  • Josh

    Hey, sorry for an off-topic comment, but I wanted to say thanks for your series on Domain Rulership on Tribality. I’ve gotten a ton out of it, and you’ve really sparked an interest in Birthright for me. I was wondering if you are still planning a follow-up series on mass combat rules? I’ve been trying to figure out the War Moves for Birthright but I’m finding them pretty confusing.

    • Brandes Stoddard Post author

      A history and analysis of mass combat rules for D&D is still a very pie-in-the-sky goal for me. I’ll be able to think about that, or any of my big series (History of the Cleric, f’rex), once quarantine ends and my kids are back on some kind of regular schedule. I will keep in mind that you’re interested, for sure.

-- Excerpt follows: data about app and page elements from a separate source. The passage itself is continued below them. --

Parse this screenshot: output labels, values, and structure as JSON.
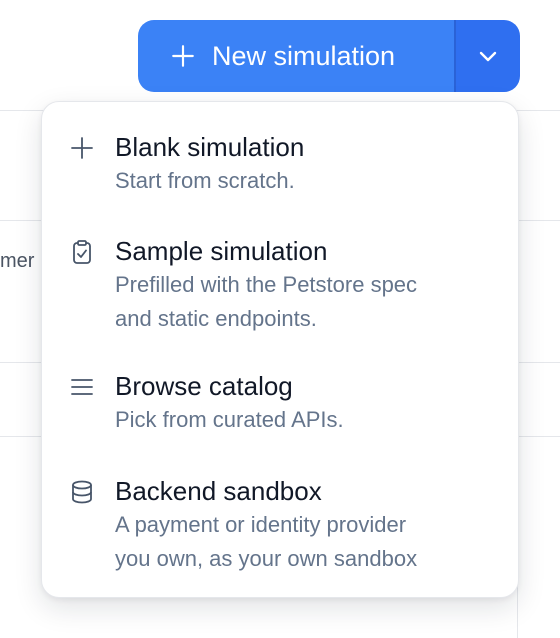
{
  "background": {
    "cut_off_text": "mer"
  },
  "split_button": {
    "label": "New simulation",
    "main_color": "#3b82f6",
    "toggle_color": "#2f6ff0",
    "icon": "plus-icon",
    "toggle_icon": "chevron-down-icon"
  },
  "menu": {
    "items": [
      {
        "icon": "plus-icon",
        "title": "Blank simulation",
        "description": [
          "Start from scratch."
        ]
      },
      {
        "icon": "clipboard-check-icon",
        "title": "Sample simulation",
        "description": [
          "Prefilled with the Petstore spec",
          "and static endpoints."
        ]
      },
      {
        "icon": "list-icon",
        "title": "Browse catalog",
        "description": [
          "Pick from curated APIs."
        ]
      },
      {
        "icon": "database-icon",
        "title": "Backend sandbox",
        "description": [
          "A payment or identity provider",
          "you own, as your own sandbox"
        ]
      }
    ]
  }
}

      Until then, maybe check out the ultra-stripped-down rules in Marsupialmancer’s 5e fan conversion of BR, which may see use in my 5e BR game tonight.

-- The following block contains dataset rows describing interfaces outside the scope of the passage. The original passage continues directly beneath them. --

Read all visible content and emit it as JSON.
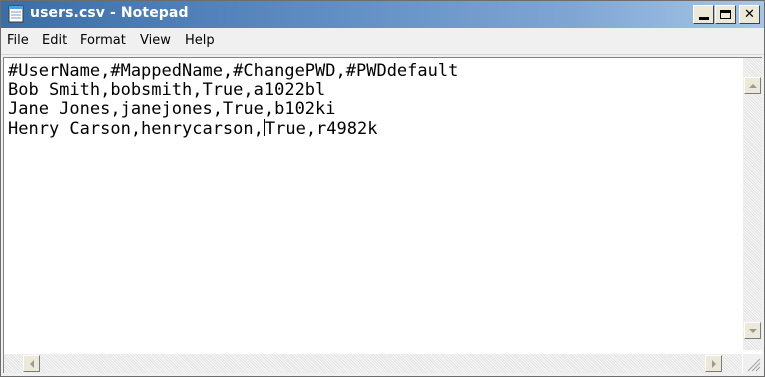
{
  "window": {
    "title": "users.csv - Notepad",
    "colors": {
      "title_bar_start": "#3b6ea5",
      "title_bar_end": "#a6c6e8",
      "title_text": "#ffffff",
      "menu_bg": "#f0f0f0"
    },
    "icon": "notepad-icon",
    "caption_buttons": [
      "minimize-icon",
      "maximize-icon",
      "close-icon"
    ],
    "close_glyph": "✕"
  },
  "menu": {
    "items": [
      "File",
      "Edit",
      "Format",
      "View",
      "Help"
    ]
  },
  "editor": {
    "lines": [
      "#UserName,#MappedName,#ChangePWD,#PWDdefault",
      "Bob Smith,bobsmith,True,a1022bl",
      "Jane Jones,janejones,True,b102ki",
      "Henry Carson,henrycarson,True,r4982k"
    ],
    "caret": {
      "line": 4,
      "before": "Henry Carson,henrycarson,",
      "after": "True,r4982k"
    }
  },
  "scrollbars": {
    "vertical_icons": [
      "scroll-up-icon",
      "scroll-down-icon"
    ],
    "horizontal_icons": [
      "scroll-left-icon",
      "scroll-right-icon"
    ]
  }
}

      • Josh

        Awesome, thanks for the link! I hadn’t seen that conversion before. It does clarify things somewhat, enough that I feel confident I could houserule things in a way that make sense, at least.

  • Cartheon

    A big part of the issue with not using Orcs, Gnolls, whathaveyou is the modern assumption that an encounter has to be a combat interaction. In old-school D&D, the DM rolls to see the distance of the encounter, whether either side is surprised, and whether the other party is hostile or not at the start of the encounter. It’s up to the players to decide if their characters are hostile towards the NPCs. An encounter with a dragon that rolled surprise for the dragon, meaning it didn’t notice the players, could simply be the dragon flying overhead on its way to some other destination with nary a glance down to the PCs, and, unless the PCs shoot arrows at it, the encounter will soon be over without a single point of HP being lost be either side. An encounter with orcs could be a tired raiding party returning home with treasures. they’re tired and don’t want to fight. Maybe both sides just eye each other warily as they cross paths heading off in their respective directions, or perhaps they stop and converse a bit, maybe do a bit of trading.